**WORK INSTRUCTIONS**
Retype the listing found below exactly, but leave out each picture.

**PROVIDED RECORDS**
★ ★ ★ ★
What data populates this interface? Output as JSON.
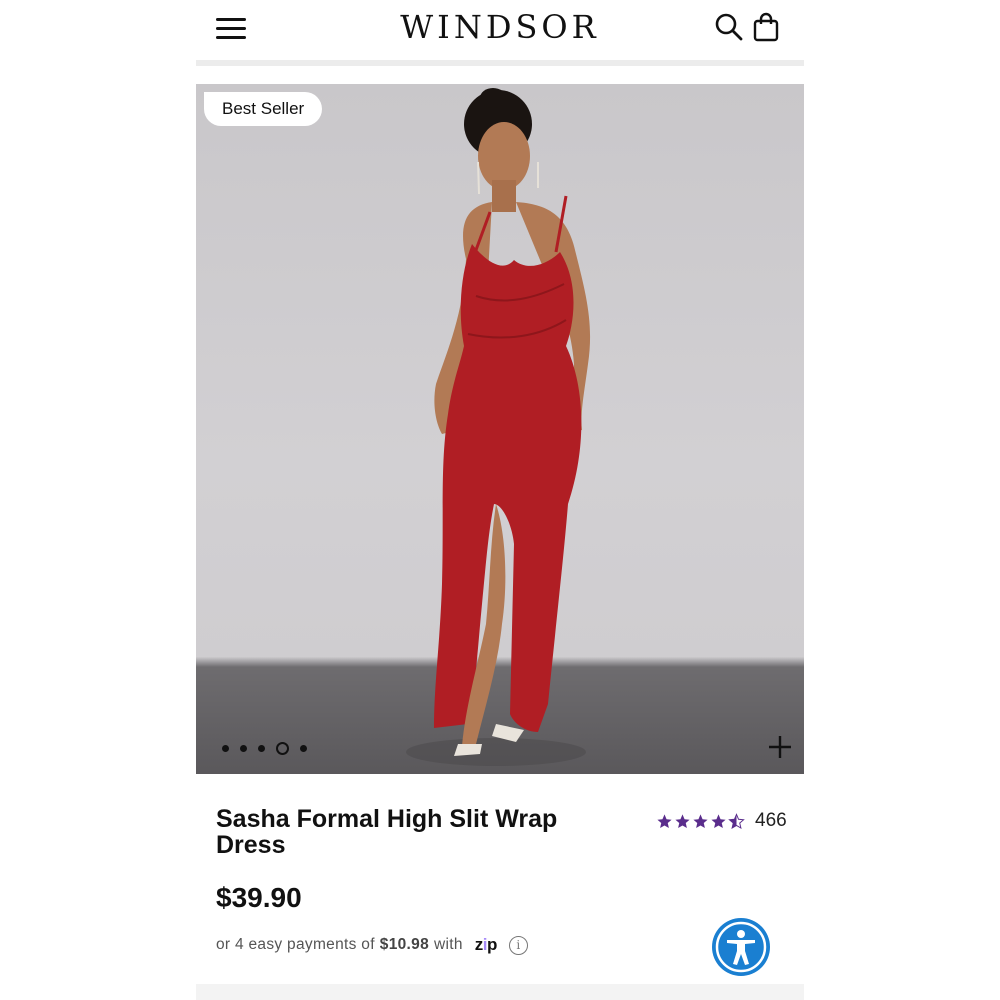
{
  "header": {
    "logo_text": "WINDSOR",
    "menu_icon": "hamburger-menu-icon",
    "search_icon": "search-icon",
    "bag_icon": "shopping-bag-icon"
  },
  "hero": {
    "badge": "Best Seller",
    "carousel_count": 5,
    "carousel_active_index": 3,
    "zoom_icon": "plus-icon"
  },
  "product": {
    "title": "Sasha Formal High Slit Wrap Dress",
    "rating_value": 4.5,
    "rating_count": "466",
    "price": "$39.90",
    "payments_prefix": "or 4 easy payments of",
    "payments_amount": "$10.98",
    "payments_with": "with",
    "zip_text": "zip",
    "info_icon": "info-icon"
  },
  "accessibility_icon": "accessibility-icon",
  "colors": {
    "star": "#5a2d8c",
    "accessibility_button": "#1a7fd1",
    "dress": "#b01e24",
    "backdrop": "#cdcbce"
  }
}
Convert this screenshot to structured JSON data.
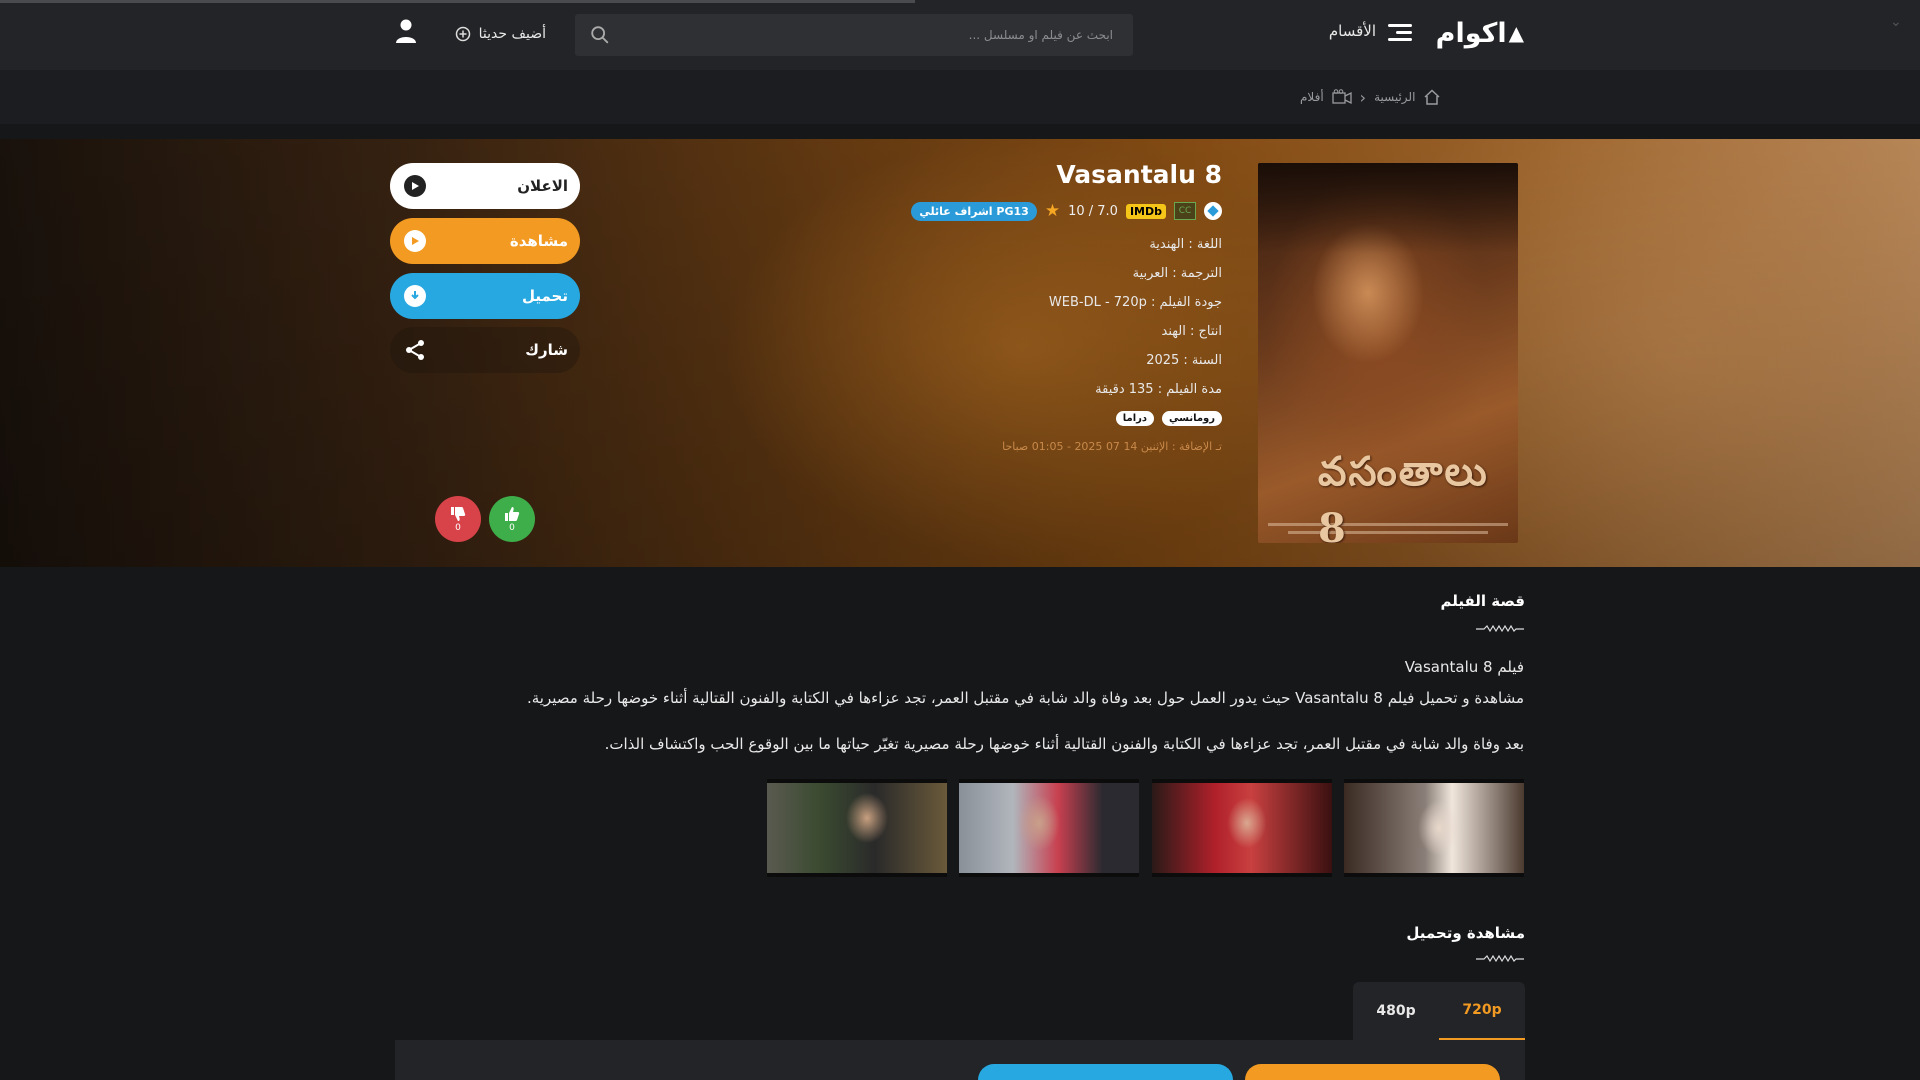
{
  "header": {
    "logo_text": "اكوام",
    "categories_label": "الأقسام",
    "search_placeholder": "ابحث عن فيلم او مسلسل ...",
    "added_recently_label": "أضيف حديثا"
  },
  "breadcrumb": {
    "home_label": "الرئيسية",
    "movies_label": "أفلام"
  },
  "movie": {
    "title": "Vasantalu 8",
    "poster_title": "వసంతాలు 8",
    "imdb_label": "IMDb",
    "subtitle_badge": "CC",
    "rating": "7.0",
    "rating_max": "10",
    "age_rating": "PG13 اشراف عائلي",
    "language": "اللغة : الهندية",
    "translation": "الترجمة : العربية",
    "quality": "جودة الفيلم : WEB-DL - 720p",
    "production": "انتاج : الهند",
    "year": "السنة : 2025",
    "duration": "مدة الفيلم : 135 دقيقة",
    "genres": [
      "رومانسي",
      "دراما"
    ],
    "added_on": "تـ الإضافة : الإثنين 14 07 2025 - 01:05 صباحا"
  },
  "actions": {
    "trailer": "الاعلان",
    "watch": "مشاهدة",
    "download": "تحميل",
    "share": "شارك"
  },
  "votes": {
    "likes": "0",
    "dislikes": "0"
  },
  "story": {
    "heading": "قصة الفيلم",
    "line1": "فيلم Vasantalu 8",
    "line2": "مشاهدة و تحميل فيلم Vasantalu 8  حيث يدور العمل حول بعد وفاة والد شابة في مقتبل العمر، تجد عزاءها في الكتابة والفنون القتالية أثناء خوضها رحلة مصيرية.",
    "line3": "بعد وفاة والد شابة في مقتبل العمر، تجد عزاءها في الكتابة والفنون القتالية أثناء خوضها رحلة مصيرية تغيّر حياتها ما بين الوقوع الحب واكتشاف الذات."
  },
  "watch_download": {
    "heading": "مشاهدة وتحميل",
    "tabs": [
      "720p",
      "480p"
    ],
    "active_tab": "720p"
  },
  "colors": {
    "accent_orange": "#f29a22",
    "accent_blue": "#28a8e0",
    "like_green": "#3eae4a",
    "dislike_red": "#d8434a"
  }
}
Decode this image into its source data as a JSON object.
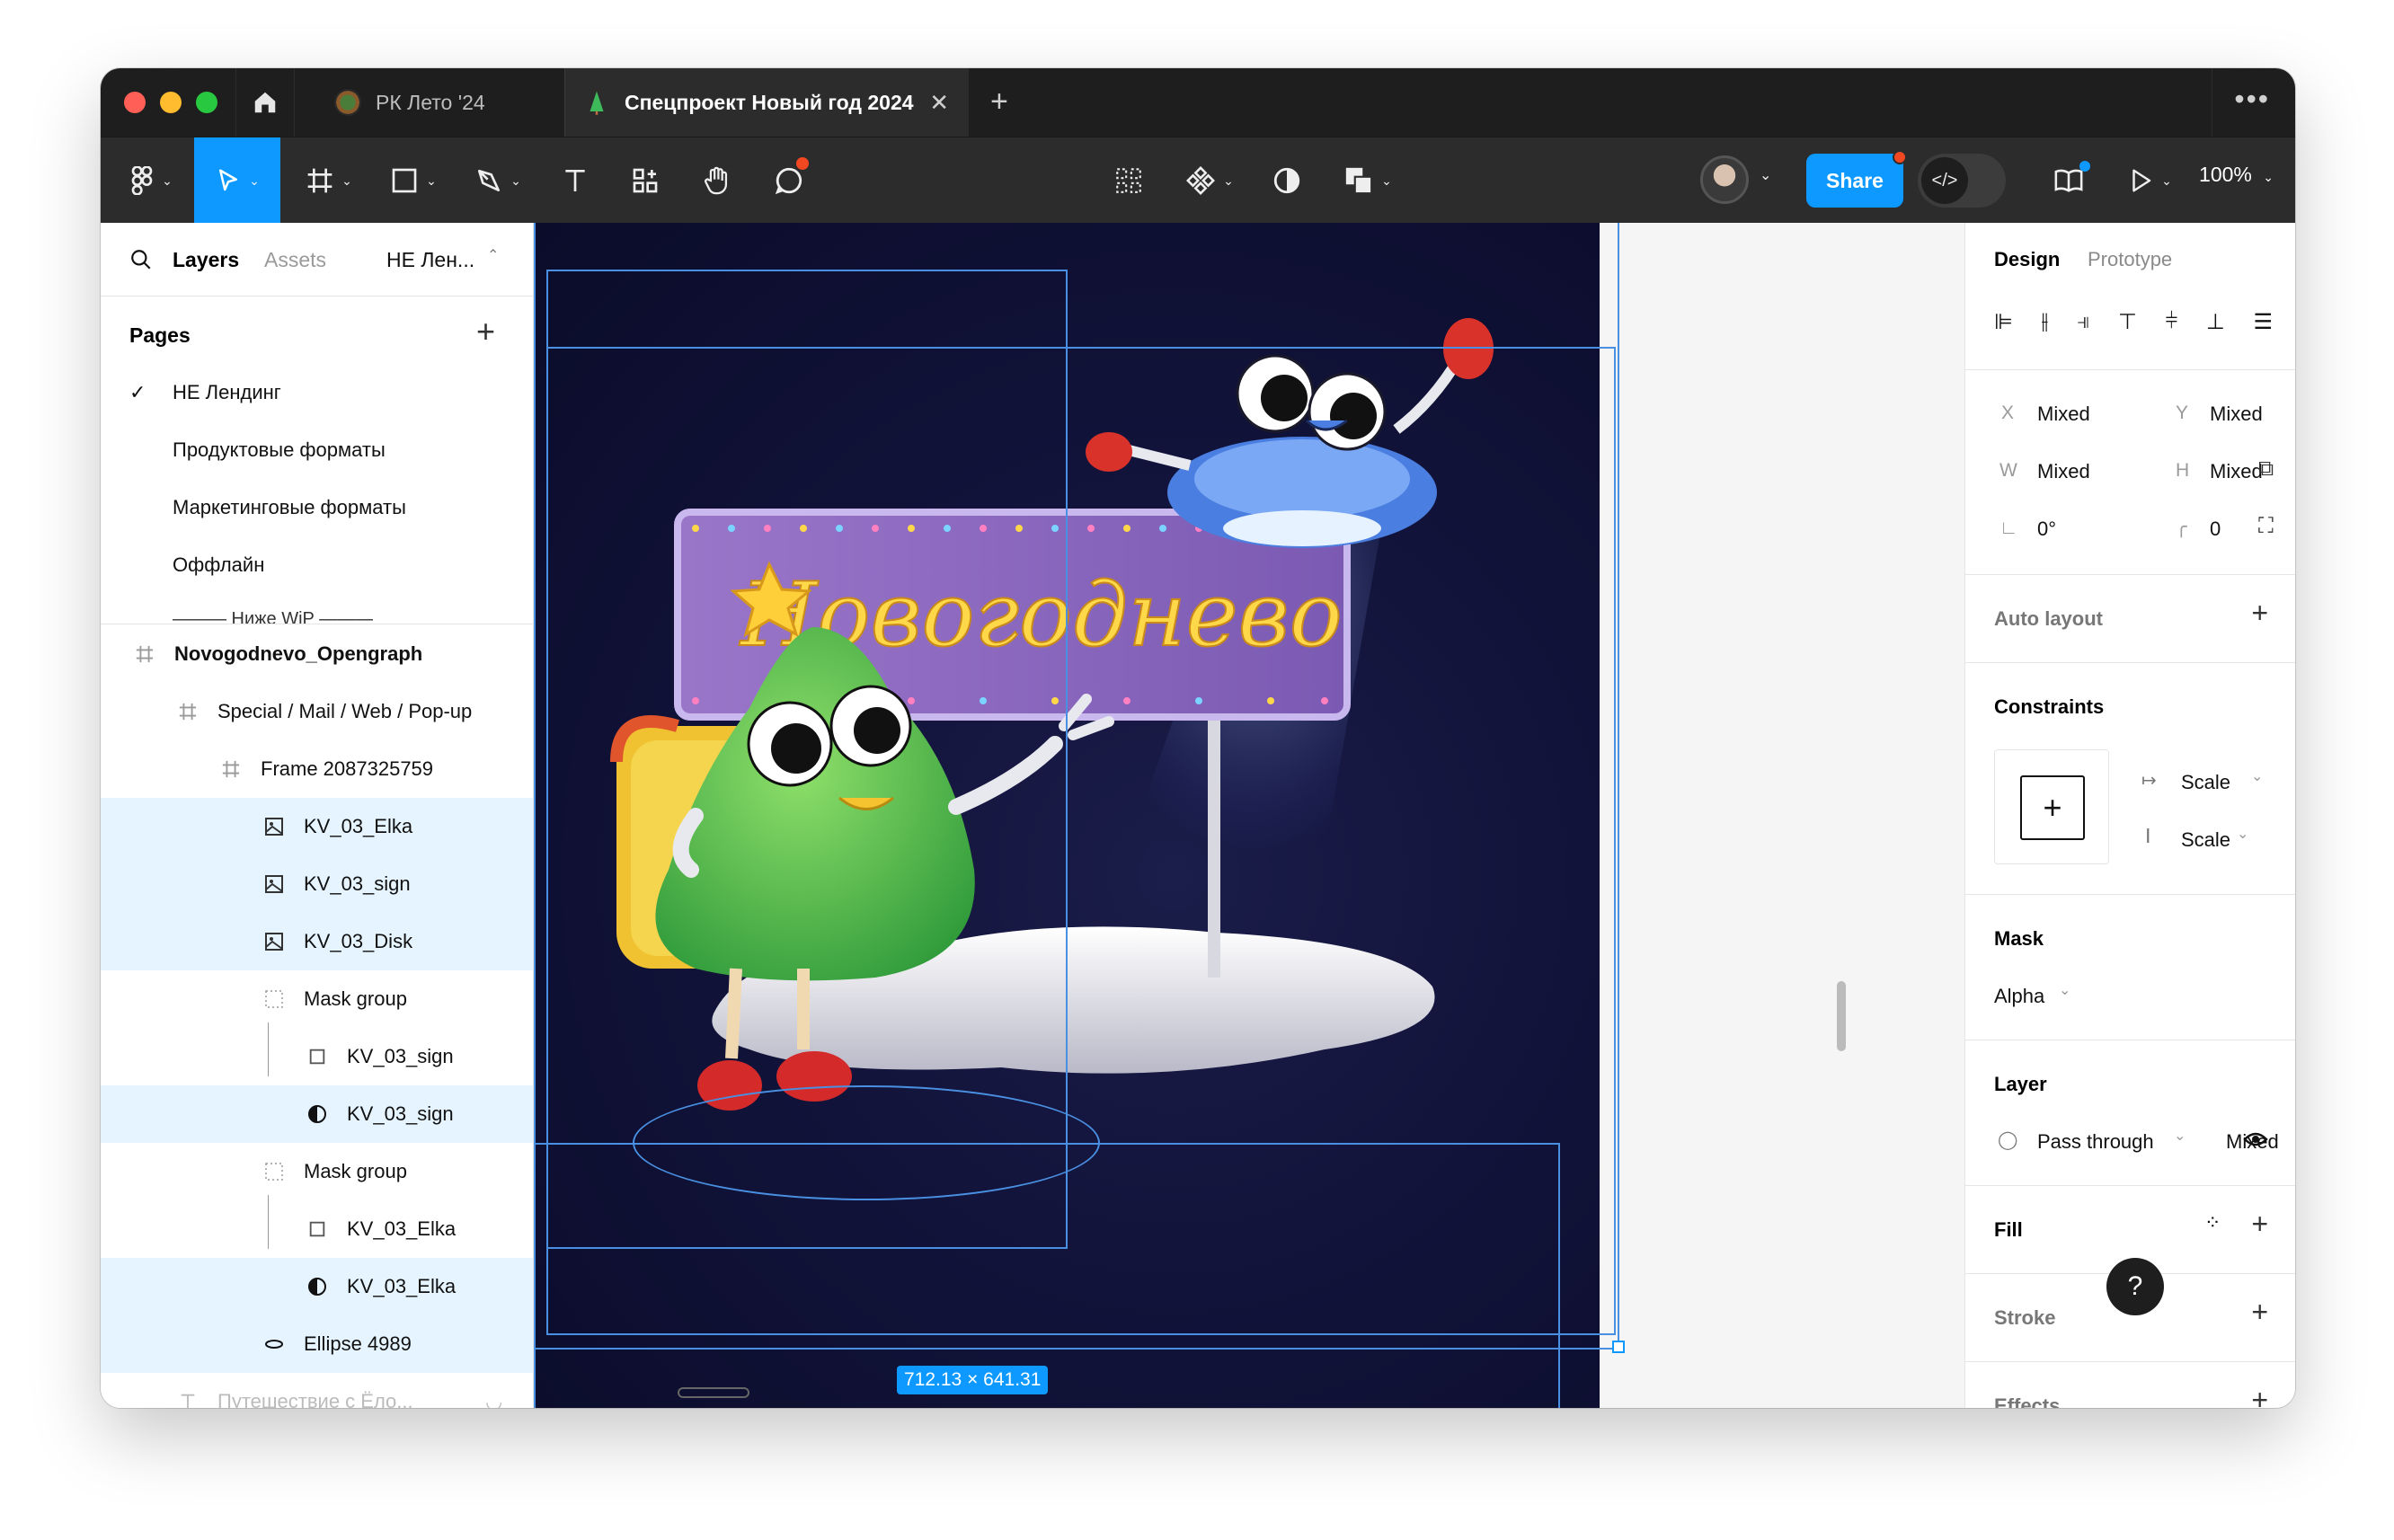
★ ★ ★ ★
**RESPONSE TO THIS TASK**
What data populates this interface? Output as JSON.
{
  "header": {
    "logo_text": "WINDSOR",
    "menu_icon": "hamburger-menu-icon",
    "search_icon": "search-icon",
    "bag_icon": "shopping-bag-icon"
  },
  "hero": {
    "badge": "Best Seller",
    "carousel_count": 5,
    "carousel_active_index": 3,
    "zoom_icon": "plus-icon"
  },
  "product": {
    "title": "Sasha Formal High Slit Wrap Dress",
    "rating_value": 4.5,
    "rating_count": "466",
    "price": "$39.90",
    "payments_prefix": "or 4 easy payments of",
    "payments_amount": "$10.98",
    "payments_with": "with",
    "zip_text": "zip",
    "info_icon": "info-icon"
  },
  "accessibility_icon": "accessibility-icon",
  "colors": {
    "star": "#5a2d8c",
    "accessibility_button": "#1a7fd1",
    "dress": "#b01e24",
    "backdrop": "#cdcbce"
  }
}
Convert this screenshot to structured JSON data.
{
  "header": {
    "logo_text": "اكوام",
    "categories_label": "الأقسام",
    "search_placeholder": "ابحث عن فيلم او مسلسل ...",
    "added_recently_label": "أضيف حديثا"
  },
  "breadcrumb": {
    "home_label": "الرئيسية",
    "movies_label": "أفلام"
  },
  "movie": {
    "title": "Vasantalu 8",
    "poster_title": "వసంతాలు 8",
    "imdb_label": "IMDb",
    "subtitle_badge": "CC",
    "rating": "7.0",
    "rating_max": "10",
    "age_rating": "PG13 اشراف عائلي",
    "language": "اللغة : الهندية",
    "translation": "الترجمة : العربية",
    "quality": "جودة الفيلم : WEB-DL - 720p",
    "production": "انتاج : الهند",
    "year": "السنة : 2025",
    "duration": "مدة الفيلم : 135 دقيقة",
    "genres": [
      "رومانسي",
      "دراما"
    ],
    "added_on": "تـ الإضافة : الإثنين 14 07 2025 - 01:05 صباحا"
  },
  "actions": {
    "trailer": "الاعلان",
    "watch": "مشاهدة",
    "download": "تحميل",
    "share": "شارك"
  },
  "votes": {
    "likes": "0",
    "dislikes": "0"
  },
  "story": {
    "heading": "قصة الفيلم",
    "line1": "فيلم Vasantalu 8",
    "line2": "مشاهدة و تحميل فيلم Vasantalu 8  حيث يدور العمل حول بعد وفاة والد شابة في مقتبل العمر، تجد عزاءها في الكتابة والفنون القتالية أثناء خوضها رحلة مصيرية.",
    "line3": "بعد وفاة والد شابة في مقتبل العمر، تجد عزاءها في الكتابة والفنون القتالية أثناء خوضها رحلة مصيرية تغيّر حياتها ما بين الوقوع الحب واكتشاف الذات."
  },
  "watch_download": {
    "heading": "مشاهدة وتحميل",
    "tabs": [
      "720p",
      "480p"
    ],
    "active_tab": "720p"
  },
  "colors": {
    "accent_orange": "#f29a22",
    "accent_blue": "#28a8e0",
    "like_green": "#3eae4a",
    "dislike_red": "#d8434a"
  }
}
Decode this image into its source data as a JSON object.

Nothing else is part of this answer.